The program that Erin took is how she realized her skills in 3D modeling, “When I was in college, I had a mechanical drafting professor who had been doing it for close to 40 years. Just before I graduated, he took me aside and said, ‘You know what? I have never met somebody in all my teaching years with the 3D visualization capacities you have. You can look at something in 3D and convert it to 2D or back and forth faster and easier than anyone I’ve ever taught before.’ I think that is the skill I had that has gotten me to where I am today.”

Becoming Engineers and Designers

Both women had different experiences when it came to being females in a male-dominated field. Oxana rarely felt like she was not welcome: “The class I was a part of when I was at University in St. Petersburg, had almost a 35/65 ratio. 65 percent guys, 35 percent girls. It’s never like I never was alone in this field. All the professors were respectful. I never felt out of place by being a woman in this field.”

Erin, on the other hand, did notice some opposition when trying to pursue a career in engineering. “The teachers, on one hand, tell you ‘you can be anything you want to be.’ Then you’re also getting told that you shouldn’t really want those things.” She went on to say, “I definitely had some struggles in the very beginning and a lot of challenges. Luckily, I think girls now, women now aren’t going to have those same challenges. It’s evolved well in the last 10 years that I’ve been working, and hopefully, they’ll never have those same experiences.”

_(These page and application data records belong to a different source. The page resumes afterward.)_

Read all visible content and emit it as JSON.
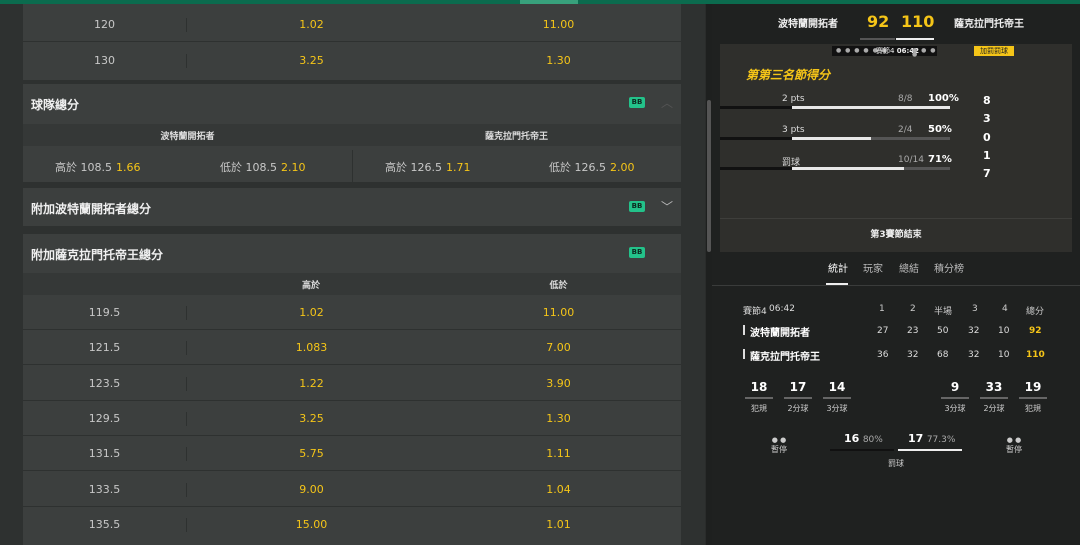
{
  "colors": {
    "accent": "#f5c518",
    "badge": "#23c28a",
    "top_bar": "#0b6b4e"
  },
  "top_rows": [
    {
      "line": "120",
      "over": "1.02",
      "under": "11.00"
    },
    {
      "line": "130",
      "over": "3.25",
      "under": "1.30"
    }
  ],
  "team_totals": {
    "title": "球隊總分",
    "badge": "BB",
    "team1": "波特蘭開拓者",
    "team2": "薩克拉門托帝王",
    "cells": [
      {
        "label": "高於 108.5",
        "odds": "1.66"
      },
      {
        "label": "低於 108.5",
        "odds": "2.10"
      },
      {
        "label": "高於 126.5",
        "odds": "1.71"
      },
      {
        "label": "低於 126.5",
        "odds": "2.00"
      }
    ]
  },
  "extra_blazers": {
    "title": "附加波特蘭開拓者總分",
    "badge": "BB",
    "chevron": "chevron-down-icon"
  },
  "extra_kings": {
    "title": "附加薩克拉門托帝王總分",
    "badge": "BB",
    "col_over": "高於",
    "col_under": "低於",
    "rows": [
      {
        "line": "119.5",
        "over": "1.02",
        "under": "11.00"
      },
      {
        "line": "121.5",
        "over": "1.083",
        "under": "7.00"
      },
      {
        "line": "123.5",
        "over": "1.22",
        "under": "3.90"
      },
      {
        "line": "129.5",
        "over": "3.25",
        "under": "1.30"
      },
      {
        "line": "131.5",
        "over": "5.75",
        "under": "1.11"
      },
      {
        "line": "133.5",
        "over": "9.00",
        "under": "1.04"
      },
      {
        "line": "135.5",
        "over": "15.00",
        "under": "1.01"
      }
    ]
  },
  "scoreboard": {
    "home_name": "波特蘭開拓者",
    "home_score": "92",
    "away_score": "110",
    "away_name": "薩克拉門托帝王",
    "quarter": "賽節4",
    "clock": "06:42",
    "penalty_badge": "加罰罰球",
    "panel_title": "第第三名節得分",
    "stats": [
      {
        "label": "2 pts",
        "frac": "8/8",
        "pct": "100%",
        "fill": 1.0
      },
      {
        "label": "3 pts",
        "frac": "2/4",
        "pct": "50%",
        "fill": 0.5
      },
      {
        "label": "罰球",
        "frac": "10/14",
        "pct": "71%",
        "fill": 0.71
      }
    ],
    "right_numbers": [
      "8",
      "3",
      "0",
      "1",
      "7"
    ],
    "end_text": "第3賽節結束"
  },
  "tabs": [
    "統計",
    "玩家",
    "總結",
    "積分榜"
  ],
  "box": {
    "header": [
      "賽節4",
      "06:42",
      "1",
      "2",
      "半場",
      "3",
      "4",
      "總分"
    ],
    "teams": [
      {
        "name": "波特蘭開拓者",
        "q": [
          "27",
          "23",
          "50",
          "32",
          "10"
        ],
        "total": "92"
      },
      {
        "name": "薩克拉門托帝王",
        "q": [
          "36",
          "32",
          "68",
          "32",
          "10"
        ],
        "total": "110"
      }
    ]
  },
  "team_stats": {
    "left": [
      {
        "n": "18",
        "l": "犯規"
      },
      {
        "n": "17",
        "l": "2分球"
      },
      {
        "n": "14",
        "l": "3分球"
      }
    ],
    "right": [
      {
        "n": "9",
        "l": "3分球"
      },
      {
        "n": "33",
        "l": "2分球"
      },
      {
        "n": "19",
        "l": "犯規"
      }
    ],
    "timeout_label": "暫停",
    "ft_left_n": "16",
    "ft_left_pct": "80%",
    "ft_right_n": "17",
    "ft_right_pct": "77.3%",
    "ft_label": "罰球"
  }
}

Looking Ahead

Where do Erin and Oxana see themselves and their careers in the next 10 years? For Oxana, her goals are to continue to learn all she can and be a role model for her daughter. “That is a very deep question. I’ve been at my current position for a little bit more than a year and a half. Every day there is something new to learn. I go to the library very often and I have so many books on our shelves. It’s a constant learning curve. When you scale models up and down and you repeatedly do similar calculations. Then we get new projects, which changes everything. So it is definitely a constant learning curve and constant personal development. Basically, what I want to be is the best example for my daughter and to show her that whatever she wants is possible. You just need to work on it. That is probably the biggest goal for me in 10 years, basically be the best that I can and just keep going.”

Erin keeps a sense of humor about the future: “I stopped making plans for myself years ago. They say, you make a plan and God laughs. It’s so true.”

Advice for the Next Generation of Female Engineers

What advice do Erin and Oxana have for girls looking to go into the field of engineering? Erin advises: “Make sure you enjoy whatever you choose. Enjoy what you do, because life’s just too short.” Oxana urges: “Do what you want. Don’t just listen to what other people tell you to do. If you have a passion for something, do it. Just have enough perseverance and spend a lot of long hours trying to learn and find solutions to problems. Anything is possible.”

Have someone in mind? You can nominate the next recipient for the SOLIDWORKS Women in Engineering Program, honoring the outstanding achievements that women are accomplishing day to day in the engineering community. Find out more information or get started today!

Erica Traini

Erica Traini

I am currently an intern in the 3DEXPERIENCE Lab Boston and a Mechanical Engineering student at Northeastern University. I am a bookworm and a lover of anything chocolate.
Erica Traini